Probabilistic Exponential Integrators

Exponential integrators are a class of numerical methods for solving semi-linear ordinary differential equations (ODEs) of the form

\[\begin{aligned} \dot{y}(t) &= L y(t) + f(y(t), t), \quad y(0) = y_0, \end{aligned}\]

where $L$ is a linear operator and $f$ is a nonlinear function. In a nutshell, exponential integrators solve the linear part of the ODE exactly, and only approximate the nonlinear part. Probabilistic exponential integrators [2] are the probabilistic numerics approach to exponential integrators.


Let's consider a simple semi-linear ODE

\[\begin{aligned} \dot{y}(t) &= - y(t) + \sin(y(t)), \quad y(0) = 1.0. \end{aligned}\]

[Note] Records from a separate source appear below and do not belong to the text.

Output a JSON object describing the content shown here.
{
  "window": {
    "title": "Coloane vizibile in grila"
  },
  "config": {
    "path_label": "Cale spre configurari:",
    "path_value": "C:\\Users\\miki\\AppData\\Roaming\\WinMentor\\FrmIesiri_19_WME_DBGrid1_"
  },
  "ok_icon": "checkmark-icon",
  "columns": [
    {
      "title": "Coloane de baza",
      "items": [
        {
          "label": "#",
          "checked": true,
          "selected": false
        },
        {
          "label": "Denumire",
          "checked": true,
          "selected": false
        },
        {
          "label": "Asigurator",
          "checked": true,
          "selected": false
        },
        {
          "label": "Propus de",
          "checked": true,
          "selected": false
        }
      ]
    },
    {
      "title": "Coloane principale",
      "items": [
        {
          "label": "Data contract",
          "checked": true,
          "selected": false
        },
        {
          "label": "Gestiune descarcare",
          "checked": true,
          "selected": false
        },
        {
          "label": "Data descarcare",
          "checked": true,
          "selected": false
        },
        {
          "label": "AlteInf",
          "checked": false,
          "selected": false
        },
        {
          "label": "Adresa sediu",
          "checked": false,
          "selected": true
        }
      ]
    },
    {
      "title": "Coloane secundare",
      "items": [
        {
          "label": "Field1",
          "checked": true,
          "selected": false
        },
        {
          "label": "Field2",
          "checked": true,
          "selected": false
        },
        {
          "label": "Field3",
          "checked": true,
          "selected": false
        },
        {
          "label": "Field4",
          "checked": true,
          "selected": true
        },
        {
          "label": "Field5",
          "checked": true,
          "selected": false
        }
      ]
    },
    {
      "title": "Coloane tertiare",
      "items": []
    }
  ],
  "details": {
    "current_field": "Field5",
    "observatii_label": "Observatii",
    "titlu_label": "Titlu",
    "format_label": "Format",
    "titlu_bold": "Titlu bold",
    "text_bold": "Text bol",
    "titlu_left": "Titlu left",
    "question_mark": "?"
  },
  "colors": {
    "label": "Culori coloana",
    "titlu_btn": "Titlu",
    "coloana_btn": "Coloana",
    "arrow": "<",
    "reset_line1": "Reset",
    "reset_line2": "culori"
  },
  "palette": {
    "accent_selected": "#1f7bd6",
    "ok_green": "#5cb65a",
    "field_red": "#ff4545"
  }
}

We can solve this ODE reasonably well with the standard EK1 and adaptive steps (the default):

using ProbNumDiffEq, Plots, LinearAlgebra
theme(:default; palette=["#4063D8", "#389826", "#9558B2", "#CB3C33"])

f(du, u, p, t) = (@. du = -u + sin(u))
u0 = [1.0]
tspan = (0.0, 20.0)
prob = ODEProblem(f, u0, tspan)

ref = solve(prob, EK1(), abstol=1e-10, reltol=1e-10)
plot(ref, color=:black, linestyle=:dash, label="Reference")
Example block output

But for fixed (large) step sizes this ODE is more challenging: The explicit EK0 method oscillates and diverges due to the stiffness of the ODE, and the semi-implicit EK1 method is stable but the solution is not very accurate.

DM = FixedDiffusion() # recommended for fixed steps

# we don't smooth the EK0 here to show the oscillations more clearly
sol0 = solve(prob, EK0(smooth=false, diffusionmodel=DM), adaptive=false, dt=STEPSIZE, dense=false)
sol1 = solve(prob, EK1(diffusionmodel=DM), adaptive=false, dt=STEPSIZE)

plot(ylims=(0.3, 1.05))
plot!(ref, color=:black, linestyle=:dash, label="Reference")
plot!(sol0, denseplot=false, marker=:o, markersize=2, label="EK0", color=1)
plot!(sol1, denseplot=false, marker=:o, markersize=2, label="EK1", color=2)
Example block output

Probabilistic exponential integrators leverage the semi-linearity of the ODE to compute more accurate solutions for the same fixed step size. You can use either the ExpEK method and provide the linear part (with the keyword argument L), or the RosenbrockExpEK to automatically linearize along the mean of the numerical solution:

sol_exp = solve(prob, ExpEK(L=-1, diffusionmodel=DM), adaptive=false, dt=STEPSIZE)
sol_ros = solve(prob, RosenbrockExpEK(diffusionmodel=DM), adaptive=false, dt=STEPSIZE)

plot(ylims=(0.3, 1.05))
plot!(ref, color=:black, linestyle=:dash, label="Reference")
plot!(sol_exp, denseplot=false, marker=:o, markersize=2, label="ExpEK", color=3)
plot!(sol_ros, denseplot=false, marker=:o, markersize=2, label="RosenbrockExpEK", color=4)
Example block output

The solutions are indeed much more accurate than those of the standard EK1, for the same fixed step size!

Background: Integrated Ornstein-Uhlenbeck priors

Probabilistic exponential integrators "solve the linear part exactly" by including it into the prior model of the solver. Namely, the solver chooses a (q-times) integrated Ornstein-Uhlenbeck prior with rate parameter equal to the linearity. The ExpEK solver is just a short-hand for an EK0 with appropriate prior:

julia> ExpEK(order=3, L=-1) == EK0(prior=IOUP(3, -1))true

Similarly, the RosenbrockExpEK solver is also just a short-hand:

julia> RosenbrockExpEK(order=3) == EK1(prior=IOUP(3, update_rate_parameter=true))true

This means that you can also construct other probabilistic exponential integrators by hand! In this example the EK1 with IOUP prior with rate parameter -1 performs extremely well:

sol_expek1 = solve(prob, EK1(prior=IOUP(3, -1), diffusionmodel=DM), adaptive=false, dt=STEPSIZE)

plot(ylims=(0.3, 1.05))
plot!(ref, color=:black, linestyle=:dash, label="Reference")
plot!(sol_expek1, denseplot=false, marker=:o, markersize=2, label="EK1 + IOUP")
Example block output


N. Bosch, P. Hennig and F. Tronarp. Probabilistic Exponential Integrators. In: Thirty-seventh Conference on Neural Information Processing Systems (2023).